Scan the entries below and count the lines holding the string "JSON". Supply only the number.

----- Input data

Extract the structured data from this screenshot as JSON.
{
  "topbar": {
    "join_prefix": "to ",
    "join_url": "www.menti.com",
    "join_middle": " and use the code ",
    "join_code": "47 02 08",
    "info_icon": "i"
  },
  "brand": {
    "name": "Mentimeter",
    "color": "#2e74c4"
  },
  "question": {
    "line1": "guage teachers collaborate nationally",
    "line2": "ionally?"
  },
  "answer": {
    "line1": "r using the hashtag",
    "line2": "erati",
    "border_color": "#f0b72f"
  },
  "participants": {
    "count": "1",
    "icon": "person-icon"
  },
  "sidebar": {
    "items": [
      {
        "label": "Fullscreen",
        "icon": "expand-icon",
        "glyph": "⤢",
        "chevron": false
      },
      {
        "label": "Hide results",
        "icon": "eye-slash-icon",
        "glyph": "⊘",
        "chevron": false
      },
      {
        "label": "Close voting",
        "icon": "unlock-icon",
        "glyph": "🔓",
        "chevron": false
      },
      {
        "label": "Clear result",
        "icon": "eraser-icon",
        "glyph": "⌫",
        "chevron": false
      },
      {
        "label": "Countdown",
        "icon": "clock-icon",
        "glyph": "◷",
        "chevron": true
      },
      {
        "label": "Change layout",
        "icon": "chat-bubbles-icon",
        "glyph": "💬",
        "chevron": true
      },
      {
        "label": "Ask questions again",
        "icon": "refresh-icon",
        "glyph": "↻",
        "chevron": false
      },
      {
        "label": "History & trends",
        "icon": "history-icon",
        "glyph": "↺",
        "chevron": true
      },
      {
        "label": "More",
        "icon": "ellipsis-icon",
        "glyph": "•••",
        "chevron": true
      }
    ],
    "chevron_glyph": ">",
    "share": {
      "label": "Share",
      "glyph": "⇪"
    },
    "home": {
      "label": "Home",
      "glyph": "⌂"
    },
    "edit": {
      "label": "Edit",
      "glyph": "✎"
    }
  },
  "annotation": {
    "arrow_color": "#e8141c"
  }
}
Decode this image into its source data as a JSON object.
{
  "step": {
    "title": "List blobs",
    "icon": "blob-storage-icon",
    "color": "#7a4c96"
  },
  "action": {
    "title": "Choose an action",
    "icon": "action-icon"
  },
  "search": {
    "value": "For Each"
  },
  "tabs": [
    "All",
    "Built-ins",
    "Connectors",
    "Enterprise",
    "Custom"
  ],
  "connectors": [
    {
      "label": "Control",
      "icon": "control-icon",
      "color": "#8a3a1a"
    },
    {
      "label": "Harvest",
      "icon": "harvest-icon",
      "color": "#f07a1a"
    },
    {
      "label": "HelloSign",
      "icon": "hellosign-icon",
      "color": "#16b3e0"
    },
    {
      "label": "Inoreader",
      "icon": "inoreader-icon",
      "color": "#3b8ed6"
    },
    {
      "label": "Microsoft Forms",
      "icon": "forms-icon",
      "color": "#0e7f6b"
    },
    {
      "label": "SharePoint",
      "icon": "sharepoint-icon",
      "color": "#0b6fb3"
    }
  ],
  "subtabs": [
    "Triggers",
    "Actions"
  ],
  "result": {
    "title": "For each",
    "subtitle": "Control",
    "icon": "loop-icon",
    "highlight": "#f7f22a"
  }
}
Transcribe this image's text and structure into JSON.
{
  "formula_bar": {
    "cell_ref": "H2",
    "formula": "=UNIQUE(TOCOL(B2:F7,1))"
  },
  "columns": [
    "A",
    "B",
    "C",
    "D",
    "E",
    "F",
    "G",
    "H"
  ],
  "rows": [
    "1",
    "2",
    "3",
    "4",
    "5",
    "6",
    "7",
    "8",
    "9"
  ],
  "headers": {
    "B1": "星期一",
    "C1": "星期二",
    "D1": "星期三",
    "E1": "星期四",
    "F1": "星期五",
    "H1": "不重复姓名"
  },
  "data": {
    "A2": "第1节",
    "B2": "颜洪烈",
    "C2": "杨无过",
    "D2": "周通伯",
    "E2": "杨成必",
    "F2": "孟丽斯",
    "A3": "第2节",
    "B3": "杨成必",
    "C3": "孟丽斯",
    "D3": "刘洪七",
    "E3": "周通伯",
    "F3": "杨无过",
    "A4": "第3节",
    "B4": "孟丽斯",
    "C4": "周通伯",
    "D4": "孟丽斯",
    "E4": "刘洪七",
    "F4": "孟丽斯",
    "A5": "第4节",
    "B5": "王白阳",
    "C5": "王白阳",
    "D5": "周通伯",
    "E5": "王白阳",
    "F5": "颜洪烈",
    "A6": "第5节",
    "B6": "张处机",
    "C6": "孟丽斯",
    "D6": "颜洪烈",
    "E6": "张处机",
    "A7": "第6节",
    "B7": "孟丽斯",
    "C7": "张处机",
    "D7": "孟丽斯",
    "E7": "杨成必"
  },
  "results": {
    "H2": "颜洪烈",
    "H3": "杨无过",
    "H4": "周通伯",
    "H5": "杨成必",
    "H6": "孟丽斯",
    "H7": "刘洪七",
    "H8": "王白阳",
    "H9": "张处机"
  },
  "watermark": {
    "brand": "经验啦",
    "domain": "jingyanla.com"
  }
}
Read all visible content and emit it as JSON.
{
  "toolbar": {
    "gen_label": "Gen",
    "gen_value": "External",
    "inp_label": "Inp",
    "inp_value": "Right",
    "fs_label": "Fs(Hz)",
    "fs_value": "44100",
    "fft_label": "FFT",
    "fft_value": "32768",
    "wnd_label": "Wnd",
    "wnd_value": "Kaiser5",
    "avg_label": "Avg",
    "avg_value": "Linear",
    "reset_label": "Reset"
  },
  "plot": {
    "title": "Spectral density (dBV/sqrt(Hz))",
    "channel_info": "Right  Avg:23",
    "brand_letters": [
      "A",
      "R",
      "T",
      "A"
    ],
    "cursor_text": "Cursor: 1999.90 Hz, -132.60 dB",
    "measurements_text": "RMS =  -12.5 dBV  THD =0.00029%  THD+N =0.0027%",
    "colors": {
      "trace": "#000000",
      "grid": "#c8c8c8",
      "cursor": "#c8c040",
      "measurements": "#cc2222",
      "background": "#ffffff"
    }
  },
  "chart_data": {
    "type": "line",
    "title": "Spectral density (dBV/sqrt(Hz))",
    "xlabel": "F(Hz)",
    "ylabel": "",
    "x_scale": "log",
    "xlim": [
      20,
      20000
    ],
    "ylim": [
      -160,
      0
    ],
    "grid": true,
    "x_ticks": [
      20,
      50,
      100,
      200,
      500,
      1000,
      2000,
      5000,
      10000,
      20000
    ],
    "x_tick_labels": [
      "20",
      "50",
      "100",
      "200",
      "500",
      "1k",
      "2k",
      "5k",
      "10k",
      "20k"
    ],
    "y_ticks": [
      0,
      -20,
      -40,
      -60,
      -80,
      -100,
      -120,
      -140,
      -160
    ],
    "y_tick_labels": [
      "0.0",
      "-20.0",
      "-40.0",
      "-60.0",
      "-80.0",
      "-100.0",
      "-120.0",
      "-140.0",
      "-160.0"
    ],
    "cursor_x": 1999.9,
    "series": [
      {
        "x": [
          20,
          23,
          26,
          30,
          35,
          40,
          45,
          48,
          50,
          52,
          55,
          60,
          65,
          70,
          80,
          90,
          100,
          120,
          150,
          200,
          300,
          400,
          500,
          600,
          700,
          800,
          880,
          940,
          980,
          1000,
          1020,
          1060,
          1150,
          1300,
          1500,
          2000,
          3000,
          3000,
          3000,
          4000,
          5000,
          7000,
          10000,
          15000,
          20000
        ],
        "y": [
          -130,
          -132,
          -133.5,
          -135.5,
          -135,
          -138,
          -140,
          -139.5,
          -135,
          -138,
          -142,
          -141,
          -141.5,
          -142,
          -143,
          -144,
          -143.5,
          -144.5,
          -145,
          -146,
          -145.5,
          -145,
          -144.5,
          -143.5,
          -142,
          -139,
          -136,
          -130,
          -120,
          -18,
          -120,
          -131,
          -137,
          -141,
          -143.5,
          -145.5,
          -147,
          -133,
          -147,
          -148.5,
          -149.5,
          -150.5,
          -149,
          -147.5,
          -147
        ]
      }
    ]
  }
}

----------

▸ **Your solution**: 4